“Currently, our users are placing the bridge at the reader side [just like a sticker], so that a mobile user can simply replace his SIM card,” he added.
Um, if it only supports tag emulation mode, and it has to be placed on the reaader side like a sticker, then why not just buy a 13.56Mhz ISO14443 tag sticker?
I'm always in favor of the smarter way of doing things, but unfortunately "smarter" depends on whether you're the consumer or the manufacturer.
Apple, as well as the wireless operators in the US which decide what hardware their customers can use, are certainly happier to mandate new hardware for the NFC bill-paying function. Much easier to get customers to shell out for the new hardware that way. Why give them the easy out of a chep update to their existing phones?
Obviously, I am not suggesting RF-SIM to be used for iPhone. I am just saying it could have been an option for operators outside China, but they chose not to. In a country like China where phones are typicaly not offered by operators as a bundled service, RF-SIM is a reasonable solution.

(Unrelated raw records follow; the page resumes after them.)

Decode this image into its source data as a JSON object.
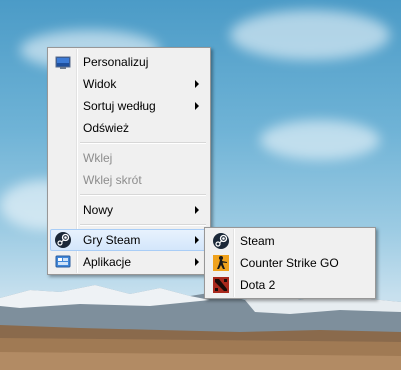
{
  "context_menu": {
    "items": [
      {
        "label": "Personalizuj",
        "icon": "personalize-icon"
      },
      {
        "label": "Widok",
        "submenu": true
      },
      {
        "label": "Sortuj według",
        "submenu": true
      },
      {
        "label": "Odśwież"
      },
      {
        "label": "Wklej",
        "disabled": true
      },
      {
        "label": "Wklej skrót",
        "disabled": true
      },
      {
        "label": "Nowy",
        "submenu": true
      },
      {
        "label": "Gry Steam",
        "submenu": true,
        "icon": "steam-icon",
        "highlighted": true
      },
      {
        "label": "Aplikacje",
        "submenu": true,
        "icon": "apps-icon"
      }
    ]
  },
  "steam_submenu": {
    "items": [
      {
        "label": "Steam",
        "icon": "steam-icon"
      },
      {
        "label": "Counter Strike GO",
        "icon": "csgo-icon"
      },
      {
        "label": "Dota 2",
        "icon": "dota2-icon"
      }
    ]
  },
  "colors": {
    "menu_background": "#f0f0f0",
    "highlight_border": "#a9cdf6",
    "highlight_fill": "#d4e6fb",
    "disabled_text": "#8d8d8d"
  }
}
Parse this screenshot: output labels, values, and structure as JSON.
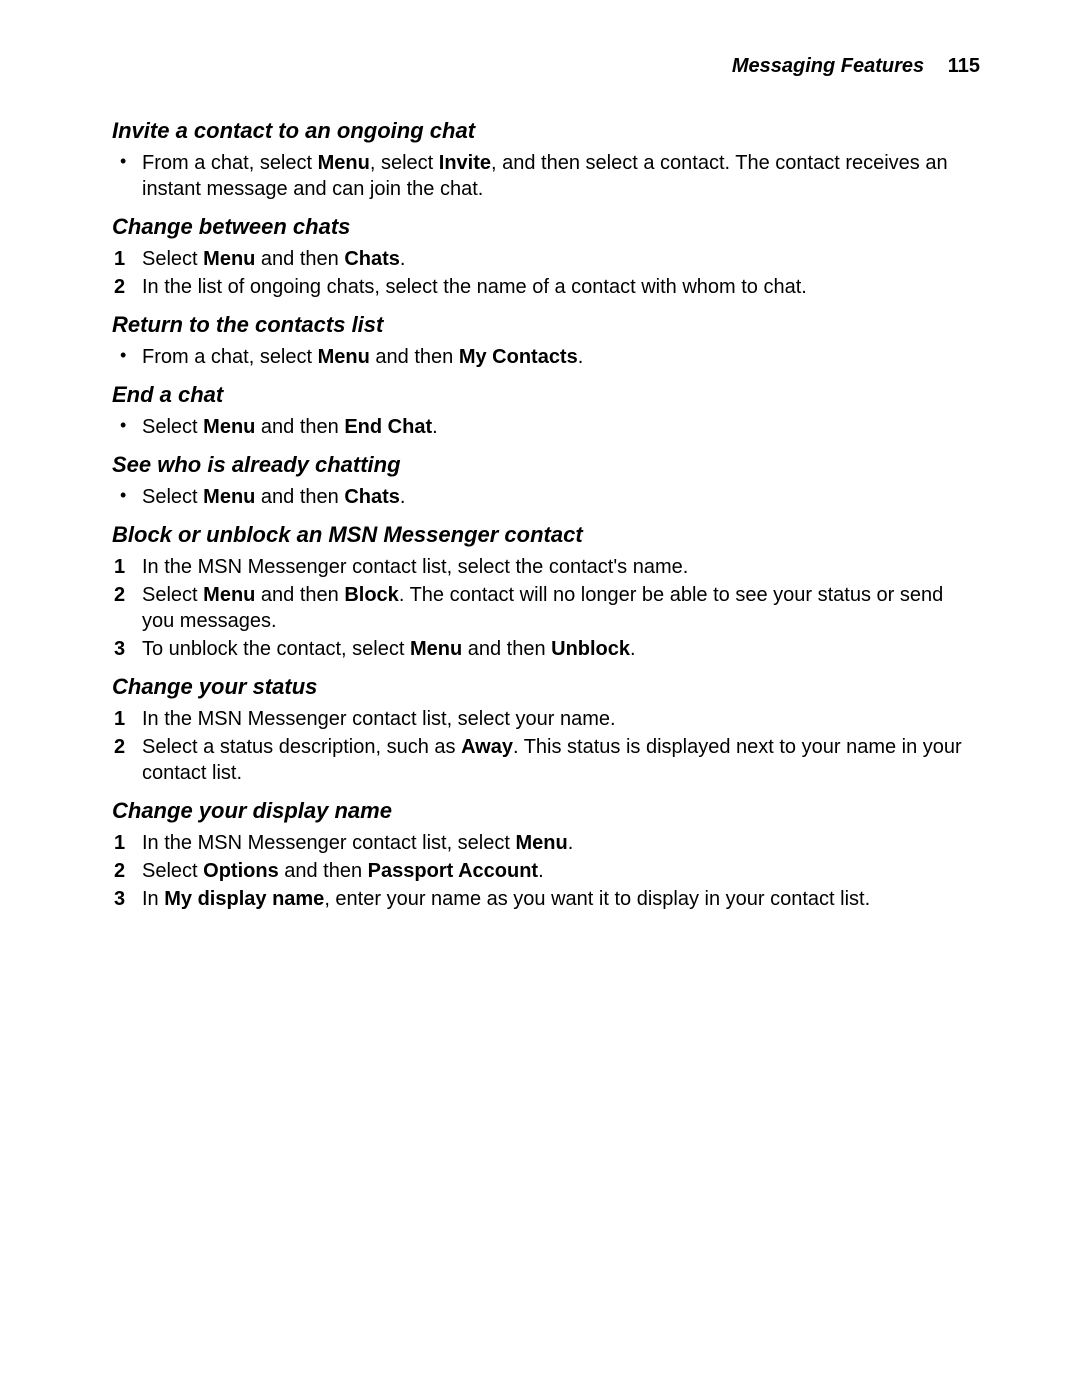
{
  "header": {
    "section_label": "Messaging Features",
    "page_number": "115"
  },
  "sections": {
    "invite": {
      "title": "Invite a contact to an ongoing chat",
      "item1_pre": "From a chat, select ",
      "item1_b1": "Menu",
      "item1_mid1": ", select ",
      "item1_b2": "Invite",
      "item1_post": ", and then select a contact. The contact receives an instant message and can join the chat."
    },
    "change_chats": {
      "title": "Change between chats",
      "step1_pre": "Select ",
      "step1_b1": "Menu",
      "step1_mid": " and then ",
      "step1_b2": "Chats",
      "step1_post": ".",
      "step2": "In the list of ongoing chats, select the name of a contact with whom to chat."
    },
    "return": {
      "title": "Return to the contacts list",
      "item1_pre": "From a chat, select ",
      "item1_b1": "Menu",
      "item1_mid": " and then ",
      "item1_b2": "My Contacts",
      "item1_post": "."
    },
    "end": {
      "title": "End a chat",
      "item1_pre": "Select ",
      "item1_b1": "Menu",
      "item1_mid": " and then ",
      "item1_b2": "End Chat",
      "item1_post": "."
    },
    "see_who": {
      "title": "See who is already chatting",
      "item1_pre": "Select ",
      "item1_b1": "Menu",
      "item1_mid": " and then ",
      "item1_b2": "Chats",
      "item1_post": "."
    },
    "block": {
      "title": "Block or unblock an MSN Messenger contact",
      "step1": "In the MSN Messenger contact list, select the contact's name.",
      "step2_pre": "Select ",
      "step2_b1": "Menu",
      "step2_mid": " and then ",
      "step2_b2": "Block",
      "step2_post": ". The contact will no longer be able to see your status or send you messages.",
      "step3_pre": "To unblock the contact, select ",
      "step3_b1": "Menu",
      "step3_mid": " and then ",
      "step3_b2": "Unblock",
      "step3_post": "."
    },
    "status": {
      "title": "Change your status",
      "step1": "In the MSN Messenger contact list, select your name.",
      "step2_pre": "Select a status description, such as ",
      "step2_b1": "Away",
      "step2_post": ". This status is displayed next to your name in your contact list."
    },
    "display_name": {
      "title": "Change your display name",
      "step1_pre": "In the MSN Messenger contact list, select ",
      "step1_b1": "Menu",
      "step1_post": ".",
      "step2_pre": "Select ",
      "step2_b1": "Options",
      "step2_mid": " and then ",
      "step2_b2": "Passport Account",
      "step2_post": ".",
      "step3_pre": "In ",
      "step3_b1": "My display name",
      "step3_post": ", enter your name as you want it to display in your contact list."
    }
  }
}
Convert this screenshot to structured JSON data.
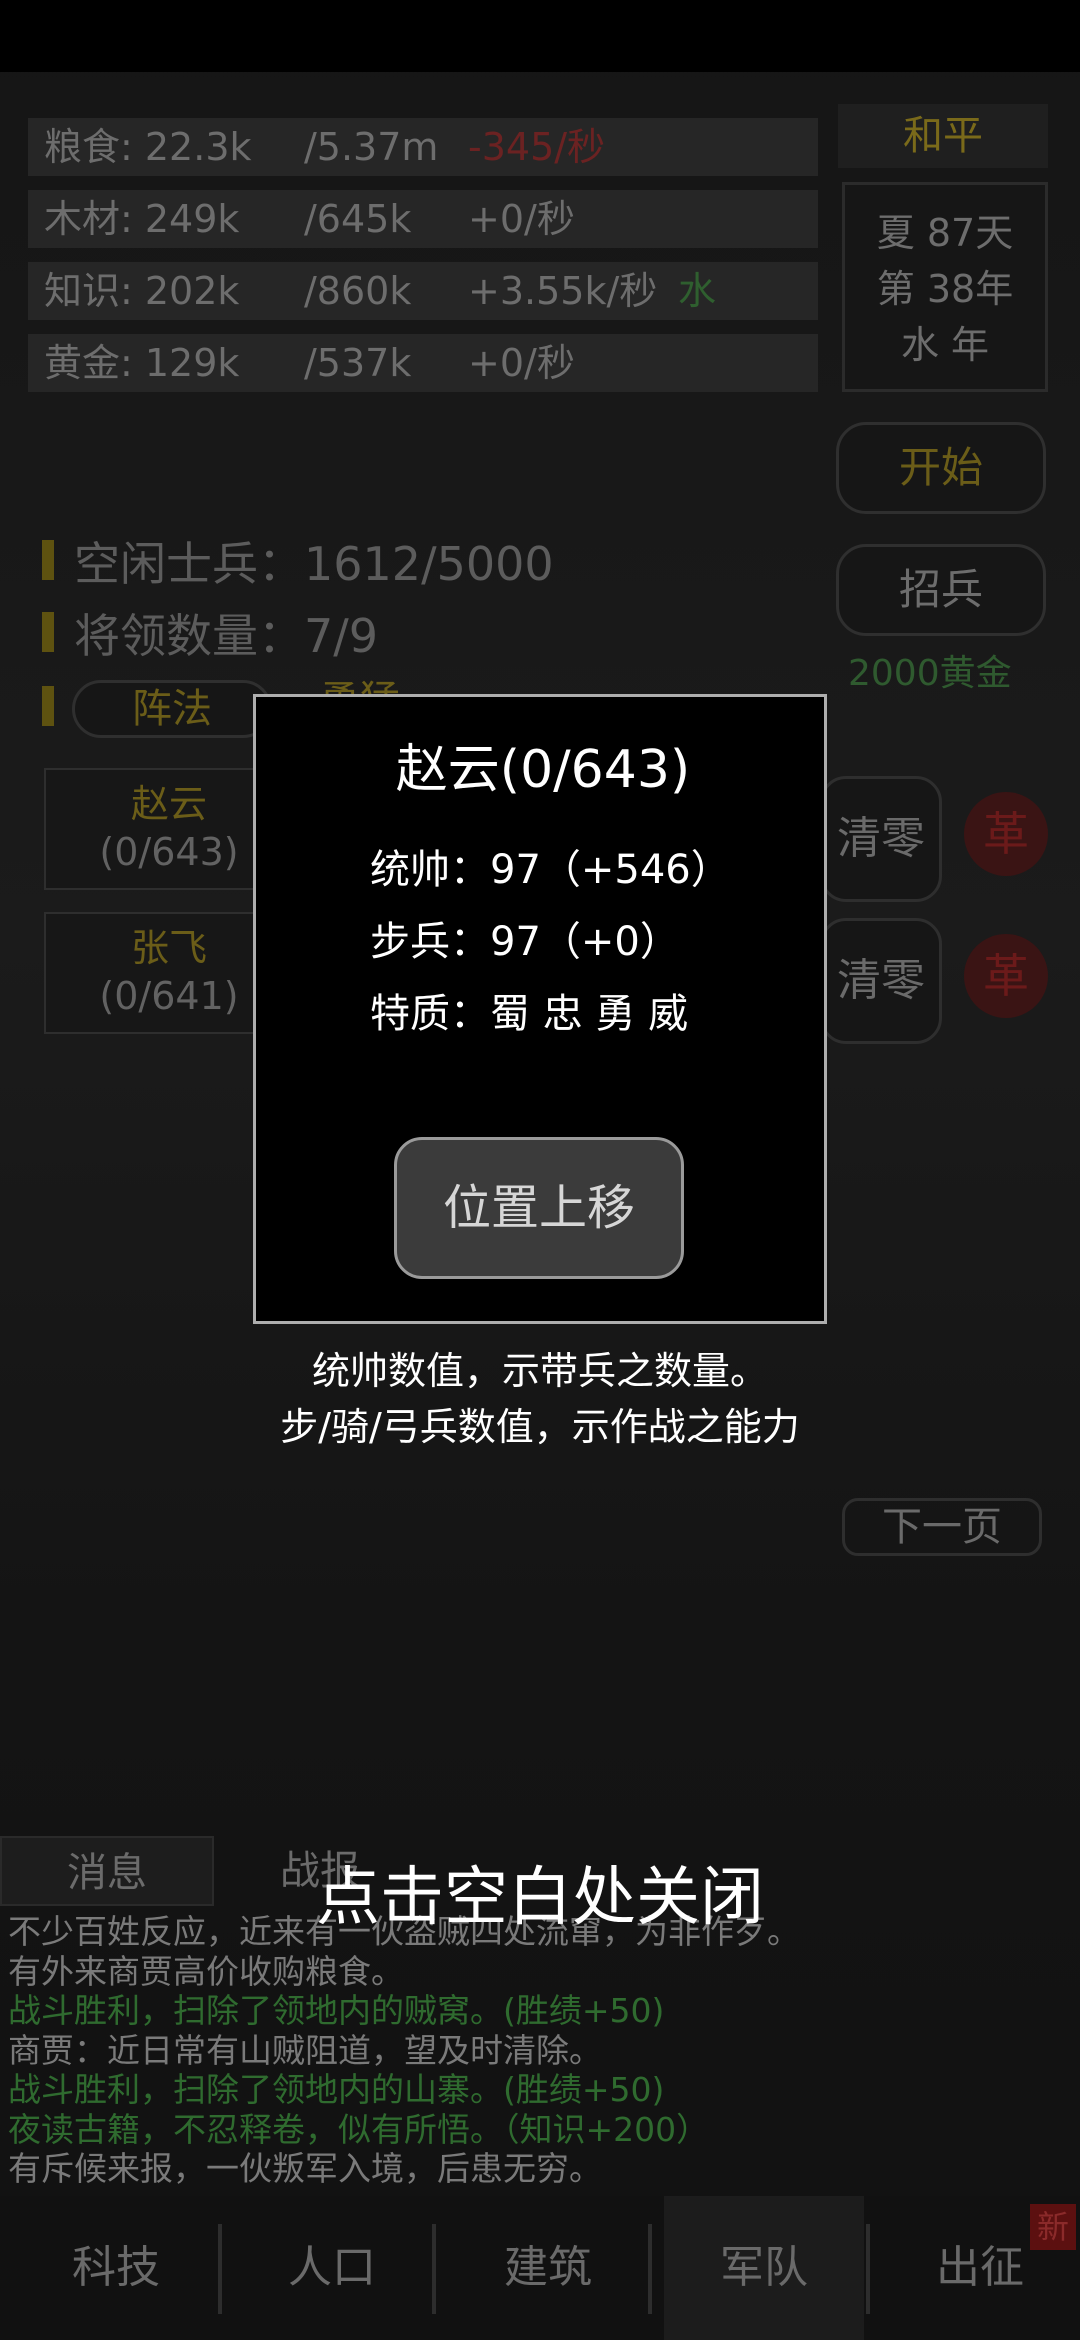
{
  "resources": [
    {
      "name": "粮食: 22.3k",
      "cap": "/5.37m",
      "rate": "-345/秒",
      "extra": ""
    },
    {
      "name": "木材: 249k",
      "cap": "/645k",
      "rate": "+0/秒",
      "extra": ""
    },
    {
      "name": "知识: 202k",
      "cap": "/860k",
      "rate": "+3.55k/秒",
      "extra": "水"
    },
    {
      "name": "黄金: 129k",
      "cap": "/537k",
      "rate": "+0/秒",
      "extra": ""
    }
  ],
  "status": {
    "peace": "和平",
    "season": "夏 87天",
    "year": "第 38年",
    "element_year": "水 年"
  },
  "buttons": {
    "start": "开始",
    "recruit": "招兵",
    "recruit_cost": "2000黄金",
    "next_page": "下一页",
    "clear": "清零",
    "ge": "革"
  },
  "army": {
    "idle_soldiers": "空闲士兵：1612/5000",
    "general_count": "将领数量：7/9",
    "formation_button": "阵法",
    "formation_value": "勇猛"
  },
  "generals": [
    {
      "name": "赵云",
      "value": "(0/643)"
    },
    {
      "name": "张飞",
      "value": "(0/641)"
    }
  ],
  "log_tabs": {
    "messages": "消息",
    "record": "战报"
  },
  "log": [
    {
      "text": "不少百姓反应，近来有一伙盗贼四处流窜，为非作歹。",
      "color": "#7a7a7a"
    },
    {
      "text": "有外来商贾高价收购粮食。",
      "color": "#7a7a7a"
    },
    {
      "text": "战斗胜利，扫除了领地内的贼窝。(胜绩+50)",
      "color": "#2f6b2f"
    },
    {
      "text": "商贾：近日常有山贼阻道，望及时清除。",
      "color": "#7a7a7a"
    },
    {
      "text": "战斗胜利，扫除了领地内的山寨。(胜绩+50)",
      "color": "#2f6b2f"
    },
    {
      "text": "夜读古籍，不忍释卷，似有所悟。（知识+200）",
      "color": "#2f6b2f"
    },
    {
      "text": "有斥候来报，一伙叛军入境，后患无穷。",
      "color": "#7a7a7a"
    }
  ],
  "nav": [
    "科技",
    "人口",
    "建筑",
    "军队",
    "出征"
  ],
  "nav_badge": "新",
  "modal": {
    "title": "赵云(0/643)",
    "command": "统帅：97（+546）",
    "infantry": "步兵：97（+0）",
    "traits": "特质：蜀 忠 勇 威",
    "move_up": "位置上移"
  },
  "hints": {
    "line1": "统帅数值，示带兵之数量。",
    "line2": "步/骑/弓兵数值，示作战之能力"
  },
  "close_hint": "点击空白处关闭",
  "colors": {
    "gold_text": "#7a6a1a",
    "log_green": "#2f6b2f",
    "rate_red": "#6b2222",
    "element_green": "#2f5f2f"
  }
}
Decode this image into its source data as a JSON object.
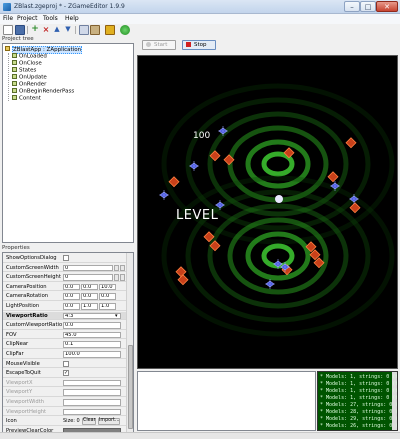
{
  "window": {
    "title": "ZBlast.zgeproj * - ZGameEditor 1.9.9",
    "min": "–",
    "max": "□",
    "close": "✕"
  },
  "menu": {
    "items": [
      "File",
      "Project",
      "Tools",
      "Help"
    ]
  },
  "toolbar": {
    "icons": [
      "new-file-icon",
      "save-icon",
      "add-icon",
      "delete-icon",
      "move-up-icon",
      "move-down-icon",
      "copy-icon",
      "paste-icon",
      "lock-icon",
      "run-icon"
    ]
  },
  "project_tree": {
    "title": "Project tree",
    "items": [
      {
        "label": "ZBlastApp : ZApplication",
        "icon": "application-icon"
      },
      {
        "label": "OnLoaded",
        "icon": "folder-icon"
      },
      {
        "label": "OnClose",
        "icon": "folder-icon"
      },
      {
        "label": "States",
        "icon": "folder-icon"
      },
      {
        "label": "OnUpdate",
        "icon": "folder-icon"
      },
      {
        "label": "OnRender",
        "icon": "folder-icon"
      },
      {
        "label": "OnBeginRenderPass",
        "icon": "folder-icon"
      },
      {
        "label": "Content",
        "icon": "folder-icon"
      }
    ]
  },
  "properties": {
    "title": "Properties",
    "rows": [
      {
        "label": "ShowOptionsDialog",
        "type": "check",
        "checked": false
      },
      {
        "label": "CustomScreenWidth",
        "type": "int",
        "value": "0"
      },
      {
        "label": "CustomScreenHeight",
        "type": "int",
        "value": "0"
      },
      {
        "label": "CameraPosition",
        "type": "vec3",
        "values": [
          "0.0",
          "0.0",
          "10.0"
        ]
      },
      {
        "label": "CameraRotation",
        "type": "vec3",
        "values": [
          "0.0",
          "0.0",
          "0.0"
        ]
      },
      {
        "label": "LightPosition",
        "type": "vec3",
        "values": [
          "0.0",
          "1.0",
          "1.0"
        ]
      },
      {
        "label": "ViewportRatio",
        "type": "select",
        "value": "4:3",
        "section": true
      },
      {
        "label": "CustomViewportRatio",
        "type": "float",
        "value": "0.0"
      },
      {
        "label": "FOV",
        "type": "float",
        "value": "45.0"
      },
      {
        "label": "ClipNear",
        "type": "float",
        "value": "0.1"
      },
      {
        "label": "ClipFar",
        "type": "float",
        "value": "100.0"
      },
      {
        "label": "MouseVisible",
        "type": "check",
        "checked": false
      },
      {
        "label": "EscapeToQuit",
        "type": "check",
        "checked": true
      },
      {
        "label": "ViewportX",
        "type": "float",
        "disabled": true
      },
      {
        "label": "ViewportY",
        "type": "float",
        "disabled": true
      },
      {
        "label": "ViewportWidth",
        "type": "float",
        "disabled": true
      },
      {
        "label": "ViewportHeight",
        "type": "float",
        "disabled": true
      },
      {
        "label": "Icon",
        "type": "icon",
        "size_label": "Size: 0",
        "clear_label": "Clear",
        "import_label": "Import..."
      },
      {
        "label": "PreviewClearColor",
        "type": "color"
      }
    ],
    "check_mark": "✓",
    "select_arrow": "▾"
  },
  "preview": {
    "start_label": "Start",
    "stop_label": "Stop",
    "score": "100",
    "level_text": "LEVEL",
    "colors": {
      "background": "#000000",
      "ring": "#1f8a1a",
      "enemy_red": "#c03010",
      "enemy_blue": "#3040c8"
    }
  },
  "console": {
    "lines": [
      "* Models: 1, strings: 0 (f: 69)",
      "* Models: 1, strings: 0 (f: 69)",
      "* Models: 1, strings: 0 (f: 69)",
      "* Models: 1, strings: 0 (f: 69)",
      "* Models: 27, strings: 0 (f: 13",
      "* Models: 28, strings: 0 (f: 13",
      "* Models: 29, strings: 0 (f: 13",
      "* Models: 26, strings: 0 (f: 13"
    ]
  }
}
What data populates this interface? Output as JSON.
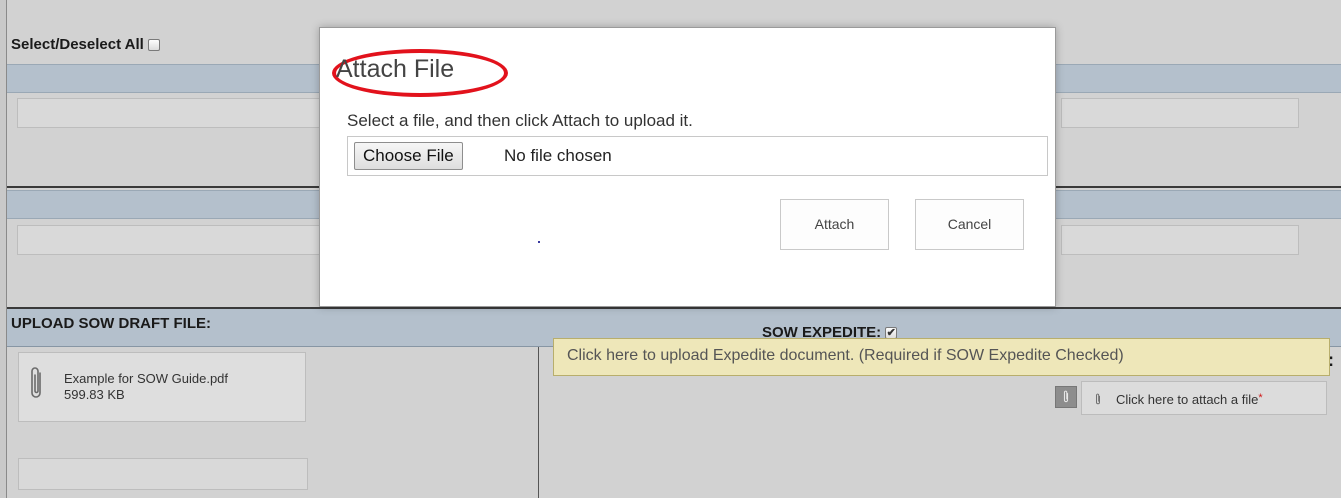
{
  "form": {
    "select_all_label": "Select/Deselect All",
    "upload_header": "UPLOAD SOW DRAFT FILE:",
    "sow_expedite_label": "SOW EXPEDITE:",
    "sow_expedite_checked": true
  },
  "attachment": {
    "file_name": "Example for SOW Guide.pdf",
    "file_size": "599.83 KB"
  },
  "tooltip": {
    "text": "Click here to upload Expedite document. (Required if SOW Expedite Checked)"
  },
  "expedite_attach": {
    "link_label": "Click here to attach a file",
    "required_marker": "*",
    "trailing_char": ":"
  },
  "modal": {
    "title": "Attach File",
    "description": "Select a file, and then click Attach to upload it.",
    "choose_button": "Choose File",
    "no_file_text": "No file chosen",
    "attach_button": "Attach",
    "cancel_button": "Cancel",
    "highlight_color": "#e2121c"
  },
  "icons": [
    "paperclip-icon",
    "checkbox-icon"
  ]
}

What are the engineering and design challenges in creating successful IoT devices? These devices are usually small, resource-constrained electronics designed to sense, collect, send, and/or interpret data. Some of the devices need to be smart enough to act upon data in real time, 24/7. Are the design challenges the same as with embedded systems, but with a little developer- and IT-skills added in? What do engineers need to know? Rick Merritt talks with two experts about the tools and best options for designing IoT devices in 2016. Specifically the guests will discuss sensors, security, and lessons from IoT deployments.